__Work to complete__. Retype the data below, every word of it, exactly.

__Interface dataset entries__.
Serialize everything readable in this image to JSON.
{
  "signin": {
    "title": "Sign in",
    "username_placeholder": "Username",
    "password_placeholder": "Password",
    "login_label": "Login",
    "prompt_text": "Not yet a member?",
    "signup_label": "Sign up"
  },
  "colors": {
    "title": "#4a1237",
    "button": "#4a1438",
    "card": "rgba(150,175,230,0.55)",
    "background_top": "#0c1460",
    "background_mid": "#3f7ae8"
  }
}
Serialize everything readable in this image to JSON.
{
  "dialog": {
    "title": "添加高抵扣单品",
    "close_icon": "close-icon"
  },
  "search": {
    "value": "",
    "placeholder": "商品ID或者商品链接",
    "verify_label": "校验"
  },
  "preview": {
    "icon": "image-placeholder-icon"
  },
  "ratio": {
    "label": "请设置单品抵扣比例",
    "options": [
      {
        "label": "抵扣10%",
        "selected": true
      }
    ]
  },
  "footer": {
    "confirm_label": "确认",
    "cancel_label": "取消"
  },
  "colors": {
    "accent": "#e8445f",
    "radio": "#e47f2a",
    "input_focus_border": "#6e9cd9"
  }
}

__Exercise output__.
Serialize everything readable in this image to JSON.
{
  "signin": {
    "title": "Sign in",
    "username_placeholder": "Username",
    "password_placeholder": "Password",
    "login_label": "Login",
    "prompt_text": "Not yet a member?",
    "signup_label": "Sign up"
  },
  "colors": {
    "title": "#4a1237",
    "button": "#4a1438",
    "card": "rgba(150,175,230,0.55)",
    "background_top": "#0c1460",
    "background_mid": "#3f7ae8"
  }
}
Serialize everything readable in this image to JSON.
{
  "dialog": {
    "title": "添加高抵扣单品",
    "close_icon": "close-icon"
  },
  "search": {
    "value": "",
    "placeholder": "商品ID或者商品链接",
    "verify_label": "校验"
  },
  "preview": {
    "icon": "image-placeholder-icon"
  },
  "ratio": {
    "label": "请设置单品抵扣比例",
    "options": [
      {
        "label": "抵扣10%",
        "selected": true
      }
    ]
  },
  "footer": {
    "confirm_label": "确认",
    "cancel_label": "取消"
  },
  "colors": {
    "accent": "#e8445f",
    "radio": "#e47f2a",
    "input_focus_border": "#6e9cd9"
  }
}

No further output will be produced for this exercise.